Crossmodal exogenous orienting improves the accuracy of temporal order judgments.
Santangelo V., Spence C.

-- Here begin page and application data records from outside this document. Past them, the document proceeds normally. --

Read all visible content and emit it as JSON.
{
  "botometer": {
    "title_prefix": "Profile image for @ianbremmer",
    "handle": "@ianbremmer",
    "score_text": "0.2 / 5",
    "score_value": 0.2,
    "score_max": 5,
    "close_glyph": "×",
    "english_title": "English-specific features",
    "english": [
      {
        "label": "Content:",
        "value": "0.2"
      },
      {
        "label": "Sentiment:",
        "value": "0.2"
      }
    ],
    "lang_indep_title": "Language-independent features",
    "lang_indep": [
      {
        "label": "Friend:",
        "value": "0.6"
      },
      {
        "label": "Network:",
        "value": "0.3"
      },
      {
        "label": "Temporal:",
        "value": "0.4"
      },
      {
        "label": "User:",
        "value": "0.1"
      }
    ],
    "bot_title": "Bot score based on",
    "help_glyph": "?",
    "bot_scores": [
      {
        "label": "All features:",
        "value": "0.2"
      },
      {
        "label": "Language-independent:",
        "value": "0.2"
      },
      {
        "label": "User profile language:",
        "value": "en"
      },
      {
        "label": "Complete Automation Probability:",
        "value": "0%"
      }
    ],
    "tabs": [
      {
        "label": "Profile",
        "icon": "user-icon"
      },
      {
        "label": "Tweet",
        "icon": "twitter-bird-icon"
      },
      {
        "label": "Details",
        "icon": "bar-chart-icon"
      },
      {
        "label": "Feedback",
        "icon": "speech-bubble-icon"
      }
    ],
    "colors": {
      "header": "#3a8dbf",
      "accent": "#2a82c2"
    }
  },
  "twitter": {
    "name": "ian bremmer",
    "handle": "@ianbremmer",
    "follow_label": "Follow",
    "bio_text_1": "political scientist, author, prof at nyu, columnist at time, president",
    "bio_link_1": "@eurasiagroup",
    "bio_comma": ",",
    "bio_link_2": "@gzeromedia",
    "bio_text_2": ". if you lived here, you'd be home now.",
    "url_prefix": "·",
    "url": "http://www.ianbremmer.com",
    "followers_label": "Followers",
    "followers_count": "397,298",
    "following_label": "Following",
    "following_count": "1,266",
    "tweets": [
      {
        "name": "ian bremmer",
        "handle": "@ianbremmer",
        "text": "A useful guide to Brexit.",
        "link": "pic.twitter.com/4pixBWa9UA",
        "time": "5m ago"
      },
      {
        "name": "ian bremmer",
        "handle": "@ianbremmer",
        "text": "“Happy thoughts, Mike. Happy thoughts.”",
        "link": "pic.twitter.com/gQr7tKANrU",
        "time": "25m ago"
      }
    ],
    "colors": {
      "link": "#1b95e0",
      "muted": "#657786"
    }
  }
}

Although many studies have demonstrated that crossmodal exogenous orienting can lead to a facilitation of reaction times, the issue of whether exogenous spatial orienting also affects the accuracy of perceptual judgments has proved to be much more controversial. Here, we examined whether or not exogenous spatial attentional orienting would affect sensitivity in a temporal discrimination task. Participants judged which of the two target letters, presented on either the same or opposite sides, had been presented first. A spatially non-predictive tone was presented 200 ms prior to the onset of the first visual stimulus. In two experiments, we observed improved performance (i.e., a decrease in the just noticeable difference) when the target letters were presented on opposite sides and the auditory cue was presented on the side of the first visual stimulus, even when central fixation was monitored ("Experiment 2"). A shift in the point of subjective simultaneity was also observed in both experiments, indicating 'prior entry' for cued as compared to uncued first target trials. No such JND or PSS effects were observed when the auditory tone was presented after the second visual stimulus ("Experiment 3"), thus confirming the attentional nature of the effects observed. These findings clearly show that the crossmodal exogenous orienting of spatial attention can affect the accuracy of temporal judgments.